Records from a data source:
↓
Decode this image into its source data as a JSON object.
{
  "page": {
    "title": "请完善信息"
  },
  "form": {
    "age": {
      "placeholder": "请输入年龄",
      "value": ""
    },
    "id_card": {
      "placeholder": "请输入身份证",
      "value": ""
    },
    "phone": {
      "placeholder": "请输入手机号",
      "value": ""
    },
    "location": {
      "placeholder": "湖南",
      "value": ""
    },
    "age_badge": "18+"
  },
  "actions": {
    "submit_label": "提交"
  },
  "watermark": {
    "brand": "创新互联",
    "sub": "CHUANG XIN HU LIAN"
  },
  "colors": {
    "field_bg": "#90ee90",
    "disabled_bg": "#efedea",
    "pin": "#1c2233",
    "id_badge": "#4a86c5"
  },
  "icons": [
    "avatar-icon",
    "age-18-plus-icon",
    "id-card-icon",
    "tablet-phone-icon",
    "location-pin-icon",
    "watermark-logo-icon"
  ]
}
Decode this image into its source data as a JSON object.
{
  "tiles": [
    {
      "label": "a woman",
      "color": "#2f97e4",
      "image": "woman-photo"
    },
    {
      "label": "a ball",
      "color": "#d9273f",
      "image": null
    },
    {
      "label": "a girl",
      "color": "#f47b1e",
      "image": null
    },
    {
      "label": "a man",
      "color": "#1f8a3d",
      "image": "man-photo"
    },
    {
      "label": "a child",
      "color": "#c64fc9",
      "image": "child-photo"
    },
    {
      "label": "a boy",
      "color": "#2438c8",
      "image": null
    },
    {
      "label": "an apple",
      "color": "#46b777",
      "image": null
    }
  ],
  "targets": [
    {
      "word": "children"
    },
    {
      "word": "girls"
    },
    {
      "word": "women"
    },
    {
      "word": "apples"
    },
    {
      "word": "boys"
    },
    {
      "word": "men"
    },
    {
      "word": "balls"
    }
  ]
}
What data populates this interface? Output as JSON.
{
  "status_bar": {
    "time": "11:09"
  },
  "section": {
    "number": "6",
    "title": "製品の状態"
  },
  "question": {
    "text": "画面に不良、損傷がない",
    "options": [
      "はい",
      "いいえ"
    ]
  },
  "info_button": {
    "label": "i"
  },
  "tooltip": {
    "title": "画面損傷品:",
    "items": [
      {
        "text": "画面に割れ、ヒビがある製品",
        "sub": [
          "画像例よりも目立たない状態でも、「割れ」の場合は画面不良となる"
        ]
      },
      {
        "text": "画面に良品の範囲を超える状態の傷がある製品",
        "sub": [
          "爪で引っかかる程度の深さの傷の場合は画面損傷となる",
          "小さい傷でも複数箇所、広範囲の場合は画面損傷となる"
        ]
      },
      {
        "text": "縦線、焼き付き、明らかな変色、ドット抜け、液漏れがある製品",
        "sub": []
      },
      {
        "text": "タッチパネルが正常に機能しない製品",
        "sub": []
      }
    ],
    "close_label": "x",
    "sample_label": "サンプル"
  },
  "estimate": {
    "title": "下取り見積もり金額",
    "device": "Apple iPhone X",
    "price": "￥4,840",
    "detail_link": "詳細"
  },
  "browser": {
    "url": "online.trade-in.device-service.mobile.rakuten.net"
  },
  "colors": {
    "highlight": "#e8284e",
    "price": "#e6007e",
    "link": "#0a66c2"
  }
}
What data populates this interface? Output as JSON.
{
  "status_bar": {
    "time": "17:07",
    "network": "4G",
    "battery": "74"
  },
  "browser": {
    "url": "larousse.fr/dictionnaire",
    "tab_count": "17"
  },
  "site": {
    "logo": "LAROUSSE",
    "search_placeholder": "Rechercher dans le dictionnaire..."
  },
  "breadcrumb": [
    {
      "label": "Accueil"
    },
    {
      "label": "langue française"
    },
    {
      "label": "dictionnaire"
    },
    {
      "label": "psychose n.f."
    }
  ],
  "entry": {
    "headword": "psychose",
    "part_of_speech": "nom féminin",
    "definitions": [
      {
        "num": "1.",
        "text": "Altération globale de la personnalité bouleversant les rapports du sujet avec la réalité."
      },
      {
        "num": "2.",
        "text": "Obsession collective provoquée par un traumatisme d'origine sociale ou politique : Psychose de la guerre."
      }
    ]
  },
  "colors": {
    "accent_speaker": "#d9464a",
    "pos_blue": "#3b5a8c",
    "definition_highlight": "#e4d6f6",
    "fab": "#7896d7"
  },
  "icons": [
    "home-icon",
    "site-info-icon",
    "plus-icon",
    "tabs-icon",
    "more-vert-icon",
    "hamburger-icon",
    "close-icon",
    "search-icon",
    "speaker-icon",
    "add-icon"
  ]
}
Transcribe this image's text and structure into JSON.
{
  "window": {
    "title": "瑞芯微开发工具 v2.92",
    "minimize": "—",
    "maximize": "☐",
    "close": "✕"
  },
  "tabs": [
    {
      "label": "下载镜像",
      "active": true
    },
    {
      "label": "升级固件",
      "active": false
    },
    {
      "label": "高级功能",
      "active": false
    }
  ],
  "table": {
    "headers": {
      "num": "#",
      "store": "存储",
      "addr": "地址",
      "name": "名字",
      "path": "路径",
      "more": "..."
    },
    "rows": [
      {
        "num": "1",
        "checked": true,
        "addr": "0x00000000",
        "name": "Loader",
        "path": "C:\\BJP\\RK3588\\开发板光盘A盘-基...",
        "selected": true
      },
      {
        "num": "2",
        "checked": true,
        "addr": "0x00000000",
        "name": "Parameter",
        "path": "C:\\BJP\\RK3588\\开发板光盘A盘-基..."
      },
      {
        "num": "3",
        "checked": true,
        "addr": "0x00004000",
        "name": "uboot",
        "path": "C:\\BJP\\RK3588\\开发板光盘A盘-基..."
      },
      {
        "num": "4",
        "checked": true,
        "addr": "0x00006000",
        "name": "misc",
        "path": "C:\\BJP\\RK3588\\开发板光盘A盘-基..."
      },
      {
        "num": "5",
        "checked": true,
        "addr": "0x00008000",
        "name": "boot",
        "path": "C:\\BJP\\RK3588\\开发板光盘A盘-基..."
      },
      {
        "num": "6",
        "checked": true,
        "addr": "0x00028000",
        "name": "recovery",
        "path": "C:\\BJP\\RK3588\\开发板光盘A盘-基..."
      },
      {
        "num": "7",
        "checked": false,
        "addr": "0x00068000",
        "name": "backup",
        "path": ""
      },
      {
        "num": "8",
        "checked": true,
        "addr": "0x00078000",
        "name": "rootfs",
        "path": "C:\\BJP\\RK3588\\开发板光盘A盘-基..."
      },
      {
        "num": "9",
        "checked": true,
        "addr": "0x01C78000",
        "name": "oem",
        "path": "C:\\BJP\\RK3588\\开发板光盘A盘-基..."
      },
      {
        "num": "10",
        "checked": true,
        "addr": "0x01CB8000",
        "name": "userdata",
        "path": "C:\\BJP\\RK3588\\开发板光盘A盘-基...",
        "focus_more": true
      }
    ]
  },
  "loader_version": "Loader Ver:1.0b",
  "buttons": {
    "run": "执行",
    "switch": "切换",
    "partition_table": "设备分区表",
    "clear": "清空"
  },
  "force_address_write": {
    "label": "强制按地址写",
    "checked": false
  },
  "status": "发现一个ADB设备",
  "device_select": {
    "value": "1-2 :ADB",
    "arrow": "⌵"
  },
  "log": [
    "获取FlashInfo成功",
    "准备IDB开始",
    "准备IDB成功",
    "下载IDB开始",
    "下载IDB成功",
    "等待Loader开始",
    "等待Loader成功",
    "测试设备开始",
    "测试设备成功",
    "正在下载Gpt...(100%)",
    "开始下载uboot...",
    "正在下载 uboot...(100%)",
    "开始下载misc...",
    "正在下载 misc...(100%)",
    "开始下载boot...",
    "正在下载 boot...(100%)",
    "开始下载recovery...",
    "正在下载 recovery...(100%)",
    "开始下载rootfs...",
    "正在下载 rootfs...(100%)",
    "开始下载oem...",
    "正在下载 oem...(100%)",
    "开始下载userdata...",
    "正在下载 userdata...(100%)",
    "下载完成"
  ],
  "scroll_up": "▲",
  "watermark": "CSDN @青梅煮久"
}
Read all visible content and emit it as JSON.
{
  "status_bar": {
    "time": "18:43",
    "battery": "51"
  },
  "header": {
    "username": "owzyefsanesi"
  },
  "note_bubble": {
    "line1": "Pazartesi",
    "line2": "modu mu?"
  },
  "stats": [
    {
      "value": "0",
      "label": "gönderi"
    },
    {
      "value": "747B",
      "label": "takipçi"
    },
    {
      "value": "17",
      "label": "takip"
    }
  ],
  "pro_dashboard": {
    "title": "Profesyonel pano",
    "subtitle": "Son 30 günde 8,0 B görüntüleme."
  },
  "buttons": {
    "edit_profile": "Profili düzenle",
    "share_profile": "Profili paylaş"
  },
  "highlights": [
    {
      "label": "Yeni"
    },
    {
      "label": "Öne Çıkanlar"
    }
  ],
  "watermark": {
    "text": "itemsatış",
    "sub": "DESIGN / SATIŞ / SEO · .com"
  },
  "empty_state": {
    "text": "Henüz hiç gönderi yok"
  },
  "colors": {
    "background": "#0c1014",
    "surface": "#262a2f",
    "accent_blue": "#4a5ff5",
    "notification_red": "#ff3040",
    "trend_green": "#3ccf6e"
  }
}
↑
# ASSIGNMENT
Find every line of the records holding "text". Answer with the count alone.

# EXERCISE OUTPUT
10